Weaving is a traditional occupation of the Singpho women, and they are well versed in this art, as in the art of dyeing. A Singpho house is incomplete without the loom in the front of it. All the women irrespective of their age excepting of course the young children, know weaning. They grow cotton in their house and spun the yarn themselves. They use lion loom similar to those of the Khampti looms. Their most favourite yarn is Assamese ‘ Muga” purchase cotton yarn to weave their everyday use clothing’s. But the dress made of muga yarn are costly and so they use such dresses during ceremonial occasions only. Their favourite colours are red, black, green and violet.

The Singphos make their dress themselves, and even now with the exception of a very few of them, all use home made dress. The men’s dress consists of a lungee, woven in cheques, with yarns of various colour, a jacket and a turban. The men’s lungees are of three different kinds:

1. Patep: woven with red and black yarn. The quality of white yarn is more.
2. Bamo: made of Muga yarn of bottle green, violet sky blue, black and green colour.
3. Pachang: made of black, violet, white and green yarn.

The Singpho men wear their hair long, and tie it in a knot on the top of the head, when they wear the turban.

The dress of the women consists of a beautiful designed scarf, a waistband, and a turban. The women skirt is called Pukang. There are different kinds of skirt they weave, which have different names, depending on the size of the stripes and the colour of the yarn. The different skirts are:

1. Mikheng Pukang: woven in red, black and green yarn. The red and balck stripes are broad then the green ones.
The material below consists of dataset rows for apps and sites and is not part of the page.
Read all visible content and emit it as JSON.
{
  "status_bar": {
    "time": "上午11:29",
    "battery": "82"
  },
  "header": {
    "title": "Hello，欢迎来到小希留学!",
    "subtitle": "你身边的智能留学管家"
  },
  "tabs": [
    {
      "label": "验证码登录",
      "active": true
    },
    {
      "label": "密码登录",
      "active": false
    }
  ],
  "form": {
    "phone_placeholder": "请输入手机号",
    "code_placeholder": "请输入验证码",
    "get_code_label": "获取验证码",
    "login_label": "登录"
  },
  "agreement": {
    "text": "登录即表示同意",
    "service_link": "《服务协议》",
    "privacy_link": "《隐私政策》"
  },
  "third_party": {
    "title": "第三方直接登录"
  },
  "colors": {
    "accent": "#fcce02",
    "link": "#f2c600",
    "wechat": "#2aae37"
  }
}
The texture of the cloth of coarse.
2. Mathat Pukang: the ground of the cloth is black with intermediary thin white stripes.
3. Mukiya Pukang: the ground is black and thin stripes of green and violet. It is of Muga Yarn, and is used only on ceremonial occasions only.

The Singphos do not have separate ceremonial dress, but in marriage the bride and the groom, put on a huge long cloak over their dress, decorated with beautiful design. They do not make it themselves nut purchase from Burma. It is also an item included in the bride price.

Thus the different tribes of Arunachal Pradesh have different weaving patterns and designs having their own symbolic meaning and a legend behind them.